═════ Data

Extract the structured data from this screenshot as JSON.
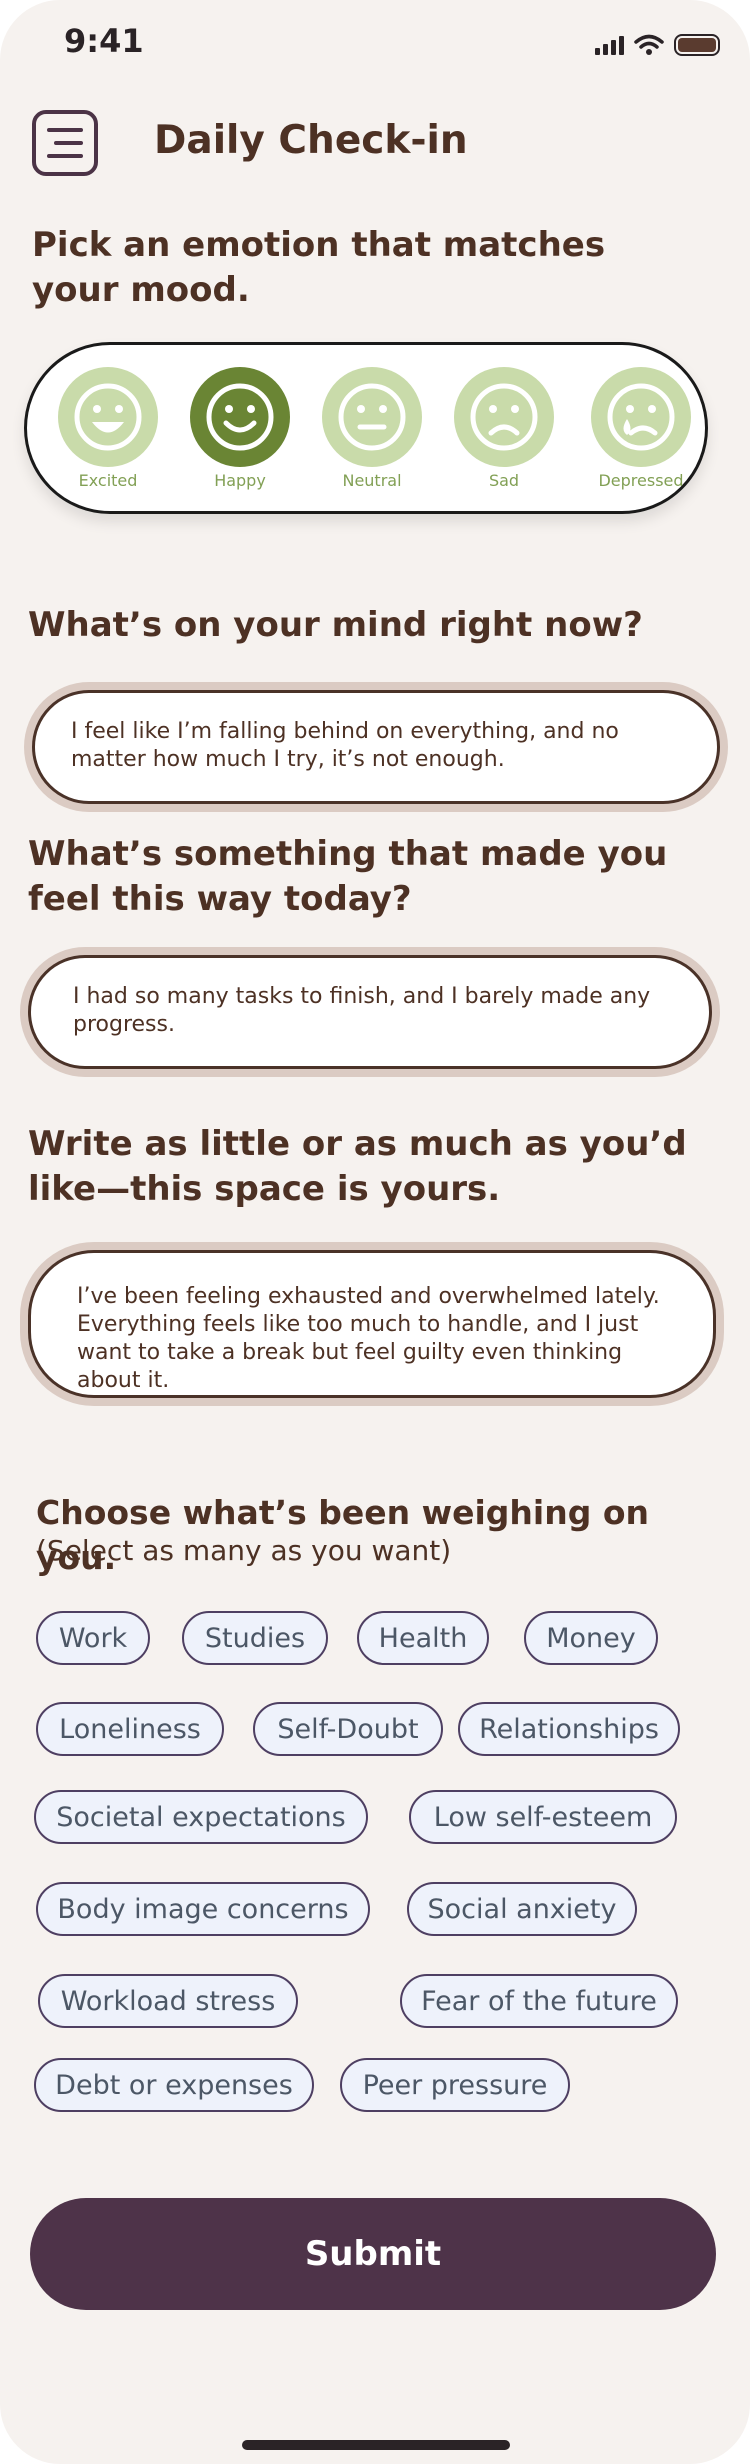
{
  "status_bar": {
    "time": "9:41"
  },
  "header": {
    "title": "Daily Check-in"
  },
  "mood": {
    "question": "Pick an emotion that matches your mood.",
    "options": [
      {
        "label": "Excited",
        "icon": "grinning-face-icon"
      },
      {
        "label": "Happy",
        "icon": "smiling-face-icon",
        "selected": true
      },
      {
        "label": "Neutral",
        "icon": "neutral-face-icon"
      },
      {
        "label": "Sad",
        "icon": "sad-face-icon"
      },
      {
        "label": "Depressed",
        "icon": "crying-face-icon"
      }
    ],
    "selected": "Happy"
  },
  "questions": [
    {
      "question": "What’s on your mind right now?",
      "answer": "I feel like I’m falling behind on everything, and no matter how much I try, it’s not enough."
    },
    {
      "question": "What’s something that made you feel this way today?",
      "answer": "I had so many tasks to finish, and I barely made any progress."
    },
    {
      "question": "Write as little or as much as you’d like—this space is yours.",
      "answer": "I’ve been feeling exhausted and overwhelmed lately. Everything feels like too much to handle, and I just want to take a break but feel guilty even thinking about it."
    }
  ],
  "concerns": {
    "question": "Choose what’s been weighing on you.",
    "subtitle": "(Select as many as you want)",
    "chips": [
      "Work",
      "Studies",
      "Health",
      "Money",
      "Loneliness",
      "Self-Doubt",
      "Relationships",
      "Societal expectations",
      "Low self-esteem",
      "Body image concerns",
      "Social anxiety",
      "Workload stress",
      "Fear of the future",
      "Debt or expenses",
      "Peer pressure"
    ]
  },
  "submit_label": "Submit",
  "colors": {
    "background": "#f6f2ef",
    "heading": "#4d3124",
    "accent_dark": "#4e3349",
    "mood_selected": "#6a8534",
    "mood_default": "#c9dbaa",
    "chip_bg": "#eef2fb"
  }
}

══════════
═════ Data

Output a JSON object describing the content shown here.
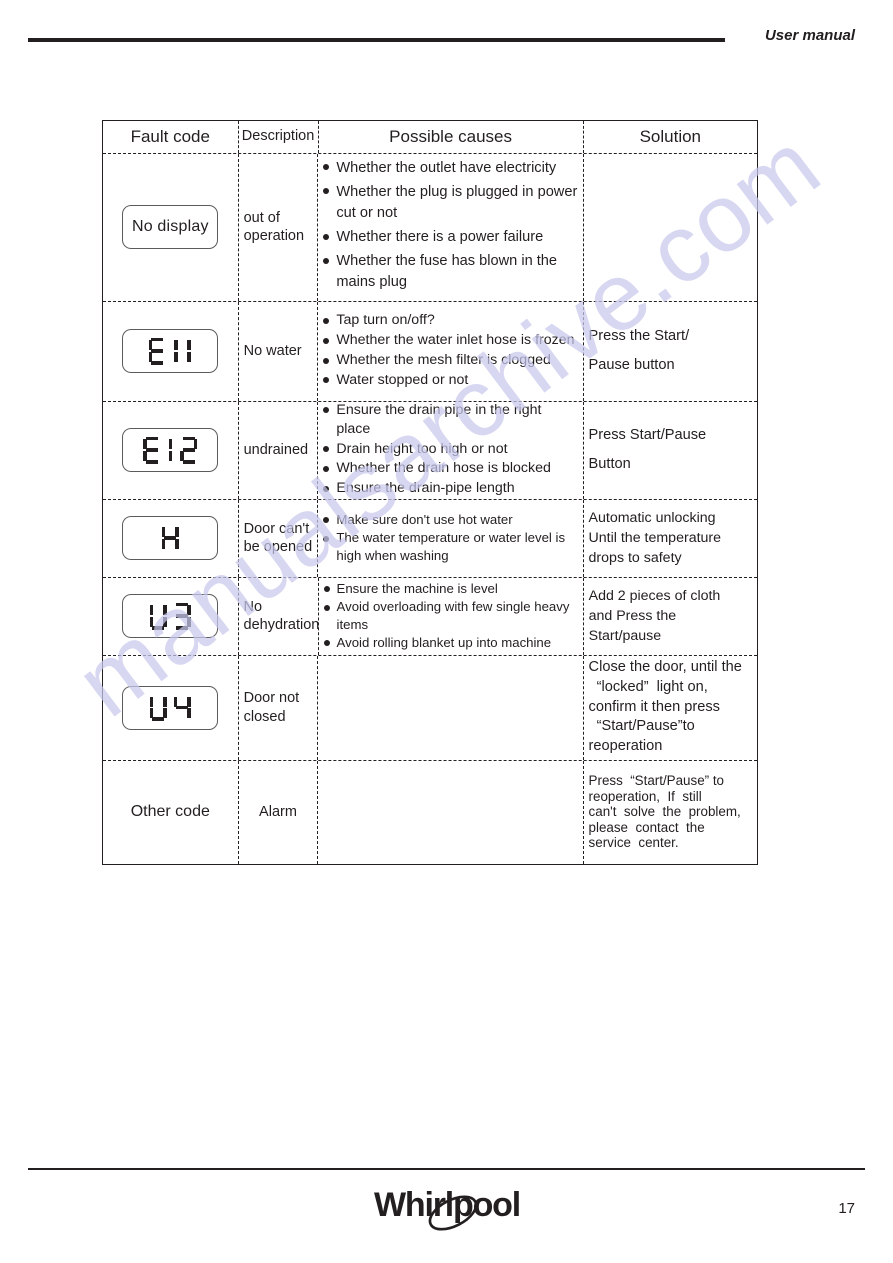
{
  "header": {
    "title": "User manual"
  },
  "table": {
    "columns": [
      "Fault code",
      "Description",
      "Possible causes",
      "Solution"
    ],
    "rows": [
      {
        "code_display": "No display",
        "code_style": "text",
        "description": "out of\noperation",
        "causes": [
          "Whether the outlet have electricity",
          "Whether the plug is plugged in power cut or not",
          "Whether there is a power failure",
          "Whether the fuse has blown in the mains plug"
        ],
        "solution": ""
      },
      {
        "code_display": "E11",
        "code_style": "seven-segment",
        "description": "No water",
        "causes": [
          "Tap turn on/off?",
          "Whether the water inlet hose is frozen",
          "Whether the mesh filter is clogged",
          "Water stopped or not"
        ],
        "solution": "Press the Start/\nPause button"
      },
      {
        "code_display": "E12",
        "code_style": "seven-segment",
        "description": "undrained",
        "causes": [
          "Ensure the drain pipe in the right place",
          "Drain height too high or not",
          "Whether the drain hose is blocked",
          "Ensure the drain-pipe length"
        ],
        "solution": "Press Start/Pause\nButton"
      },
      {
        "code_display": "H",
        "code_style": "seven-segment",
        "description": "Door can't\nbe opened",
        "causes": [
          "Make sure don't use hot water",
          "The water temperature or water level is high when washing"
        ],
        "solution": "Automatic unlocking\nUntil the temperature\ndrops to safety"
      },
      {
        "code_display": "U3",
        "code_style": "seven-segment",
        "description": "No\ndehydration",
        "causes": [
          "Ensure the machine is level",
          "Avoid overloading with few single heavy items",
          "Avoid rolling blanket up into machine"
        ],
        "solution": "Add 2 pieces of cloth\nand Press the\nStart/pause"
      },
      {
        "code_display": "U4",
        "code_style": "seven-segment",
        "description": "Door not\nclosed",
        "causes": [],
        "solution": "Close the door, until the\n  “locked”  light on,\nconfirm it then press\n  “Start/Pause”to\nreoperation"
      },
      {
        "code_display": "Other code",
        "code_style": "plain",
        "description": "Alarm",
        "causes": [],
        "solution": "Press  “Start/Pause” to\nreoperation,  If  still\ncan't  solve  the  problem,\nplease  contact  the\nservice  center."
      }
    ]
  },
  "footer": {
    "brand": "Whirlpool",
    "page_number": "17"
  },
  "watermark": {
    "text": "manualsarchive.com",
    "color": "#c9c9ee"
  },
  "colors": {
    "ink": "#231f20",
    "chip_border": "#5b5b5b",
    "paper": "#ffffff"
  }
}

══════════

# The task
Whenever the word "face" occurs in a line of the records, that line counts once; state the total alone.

# Answer space
5